Task ▸ Across the whole listing, filter for the string "JSON" and copy every line that has it.

Information provided ▸
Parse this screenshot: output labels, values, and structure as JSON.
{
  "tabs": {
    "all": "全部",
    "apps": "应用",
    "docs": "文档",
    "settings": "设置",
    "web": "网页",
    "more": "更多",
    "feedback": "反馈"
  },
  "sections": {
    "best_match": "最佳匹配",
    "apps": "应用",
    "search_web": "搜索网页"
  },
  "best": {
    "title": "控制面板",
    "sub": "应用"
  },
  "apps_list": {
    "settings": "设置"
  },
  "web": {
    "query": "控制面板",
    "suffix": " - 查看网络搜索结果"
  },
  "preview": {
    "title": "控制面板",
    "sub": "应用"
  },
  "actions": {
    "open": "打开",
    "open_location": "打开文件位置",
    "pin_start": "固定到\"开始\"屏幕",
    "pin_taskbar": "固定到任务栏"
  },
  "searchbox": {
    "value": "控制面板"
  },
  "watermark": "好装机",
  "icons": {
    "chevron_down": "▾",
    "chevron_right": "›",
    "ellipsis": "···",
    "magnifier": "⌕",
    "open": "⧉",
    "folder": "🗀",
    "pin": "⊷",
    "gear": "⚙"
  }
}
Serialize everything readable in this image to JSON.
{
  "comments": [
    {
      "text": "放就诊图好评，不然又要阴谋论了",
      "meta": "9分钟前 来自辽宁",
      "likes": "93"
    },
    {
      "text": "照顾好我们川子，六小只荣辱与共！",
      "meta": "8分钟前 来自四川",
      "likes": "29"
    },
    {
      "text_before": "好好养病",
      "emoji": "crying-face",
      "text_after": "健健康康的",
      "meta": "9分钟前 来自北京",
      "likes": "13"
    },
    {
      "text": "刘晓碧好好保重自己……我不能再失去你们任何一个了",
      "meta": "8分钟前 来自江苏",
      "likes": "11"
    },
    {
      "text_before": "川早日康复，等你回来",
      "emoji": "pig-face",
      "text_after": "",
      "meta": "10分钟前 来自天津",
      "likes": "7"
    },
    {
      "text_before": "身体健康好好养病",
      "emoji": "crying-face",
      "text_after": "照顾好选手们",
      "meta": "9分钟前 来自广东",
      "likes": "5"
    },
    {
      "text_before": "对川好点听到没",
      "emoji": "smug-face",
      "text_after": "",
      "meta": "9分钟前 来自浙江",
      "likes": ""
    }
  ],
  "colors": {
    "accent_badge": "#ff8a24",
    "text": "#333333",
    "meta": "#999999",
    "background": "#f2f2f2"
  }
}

Output ▸
Parse this screenshot: output labels, values, and structure as JSON.
Serialize everything readable in this image to JSON.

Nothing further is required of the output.